Yesterday I shared a few island Christmas traditions. Today I share a few more. (Also be sure to read the two messages I posted earlier this morning.)
Amasa Fulcher opened the Community Store in 1918. By then Christmas gift giving had become more common on Ocracoke. At Christmastime Mace would rearrange the center shelf of his store, and pile it high
with toys, gifts, and other enticements for the holiday season. Blanche remembers books (Bible stories and fairy tales), dolls and other toys, games (dominoes and checkers), and clothing.
Of course, Sears & Roebuck and other mail order stores provided Christmas presents as well.
In many communities turkey or ham provided the main Christmas dinner. On Ocracoke goose was the preferred dish. Smothered in giblet gravy, and served with collards, sweet potatoes, and pone bread, it was a true southern holiday meal. Popular desserts were sweet potato pie and pineapple layer cake.
Although several Ocracoke families continued to celebrate "Old Christmas" even after the adoption of the Gregorian Calendar in 1752, it is only at Rodanthe on Hatteras Island that the tradition continues.
In 1582, Pope Gregory XIII proclaimed a new calendar to replace the old Julian calendar which had miscalculated the length of the year. In order to bring the calendar back into sync with the seasons he eliminated 10 days.
Protestant Europe initially would have none of this foolishness. But they would eventually capitulate.
By the time England adopted the new calendar, Christmas (on the Julian Calendar) now corresponded with January 5 (on the Gregorian Calendar). The town of Rodanthe still celebrates "Old Christmas" with an oyster roast, revelry, and the appearance of "Old Buck." Do an Internet search for "Rodanthe Old Christmas" for more information.
Look for still more Christmas traditions tomorrow.
Our latest Ocracoke Newsletter is the story of the day Charles Lindbergh landed on Ocracoke.

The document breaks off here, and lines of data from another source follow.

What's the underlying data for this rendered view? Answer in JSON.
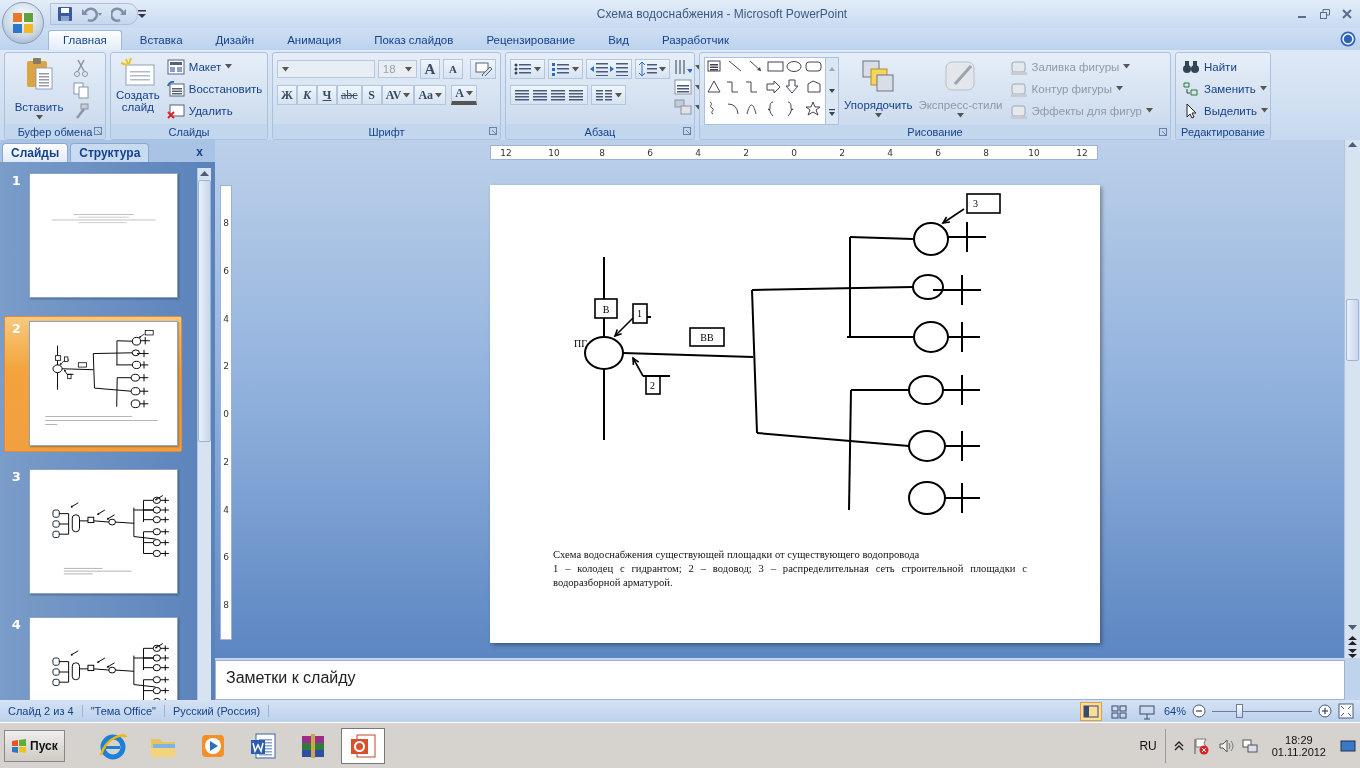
{
  "window": {
    "title": "Схема водоснабжения - Microsoft PowerPoint"
  },
  "tabs": [
    {
      "label": "Главная",
      "selected": true
    },
    {
      "label": "Вставка",
      "selected": false
    },
    {
      "label": "Дизайн",
      "selected": false
    },
    {
      "label": "Анимация",
      "selected": false
    },
    {
      "label": "Показ слайдов",
      "selected": false
    },
    {
      "label": "Рецензирование",
      "selected": false
    },
    {
      "label": "Вид",
      "selected": false
    },
    {
      "label": "Разработчик",
      "selected": false
    }
  ],
  "ribbon": {
    "clipboard": {
      "paste": "Вставить",
      "label": "Буфер обмена"
    },
    "slides": {
      "new_slide": "Создать слайд",
      "layout": "Макет",
      "reset": "Восстановить",
      "delete": "Удалить",
      "label": "Слайды"
    },
    "font": {
      "size": "18",
      "disabled": true,
      "grow": "A",
      "shrink": "A",
      "buttons": [
        "Ж",
        "К",
        "Ч",
        "abc",
        "S",
        "AV",
        "Aa"
      ],
      "color_button": "A",
      "label": "Шрифт"
    },
    "paragraph": {
      "label": "Абзац"
    },
    "drawing": {
      "arrange": "Упорядочить",
      "quick_styles": {
        "label": "Экспресс-стили",
        "disabled": true
      },
      "items": [
        {
          "label": "Заливка фигуры",
          "disabled": true
        },
        {
          "label": "Контур фигуры",
          "disabled": true
        },
        {
          "label": "Эффекты для фигур",
          "disabled": true
        }
      ],
      "label": "Рисование"
    },
    "editing": {
      "items": [
        {
          "label": "Найти",
          "kind": "find"
        },
        {
          "label": "Заменить",
          "kind": "replace"
        },
        {
          "label": "Выделить",
          "kind": "select"
        }
      ],
      "label": "Редактирование"
    }
  },
  "panel": {
    "tabs": [
      {
        "label": "Слайды",
        "selected": true
      },
      {
        "label": "Структура",
        "selected": false
      }
    ],
    "close": "x",
    "thumbnails": [
      {
        "number": "1",
        "selected": false,
        "kind": "title"
      },
      {
        "number": "2",
        "selected": true,
        "kind": "network"
      },
      {
        "number": "3",
        "selected": false,
        "kind": "treatment"
      },
      {
        "number": "4",
        "selected": false,
        "kind": "treatment"
      }
    ]
  },
  "ruler": {
    "horizontal": [
      "12",
      "10",
      "8",
      "6",
      "4",
      "2",
      "0",
      "2",
      "4",
      "6",
      "8",
      "10",
      "12"
    ],
    "vertical": [
      "8",
      "6",
      "4",
      "2",
      "0",
      "2",
      "4",
      "6",
      "8"
    ]
  },
  "slide": {
    "labels": [
      {
        "text": "В",
        "kind": "box"
      },
      {
        "text": "1",
        "kind": "callout"
      },
      {
        "text": "ПГ",
        "kind": "plain"
      },
      {
        "text": "2",
        "kind": "callout"
      },
      {
        "text": "ВВ",
        "kind": "box"
      },
      {
        "text": "3",
        "kind": "callout"
      }
    ],
    "caption": "Схема водоснабжения  существующей  площадки  от существующего  водопровода",
    "legend": "1 – колодец  с гидрантом;  2 – водовод; 3 – распределительная  сеть  строительной  площадки  с водоразборной  арматурой."
  },
  "notes": {
    "placeholder": "Заметки к слайду"
  },
  "status_bar": {
    "items": [
      "Слайд 2 из 4",
      "\"Тема Office\"",
      "Русский (Россия)"
    ],
    "zoom": "64%",
    "zoom_slider": {
      "level": 0.27
    },
    "views": [
      {
        "kind": "normal",
        "selected": true
      },
      {
        "kind": "sorter",
        "selected": false
      },
      {
        "kind": "show",
        "selected": false
      }
    ]
  },
  "taskbar": {
    "start": "Пуск",
    "apps": [
      {
        "kind": "browser",
        "selected": false
      },
      {
        "kind": "folder",
        "selected": false
      },
      {
        "kind": "media",
        "selected": false
      },
      {
        "kind": "word",
        "selected": false
      },
      {
        "kind": "archive",
        "selected": false
      },
      {
        "kind": "presentation",
        "selected": true
      }
    ],
    "language": "RU",
    "time": "18:29",
    "date": "01.11.2012"
  }
}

You can read it here: http://www.villagecraftsmen.com/news112112.htm.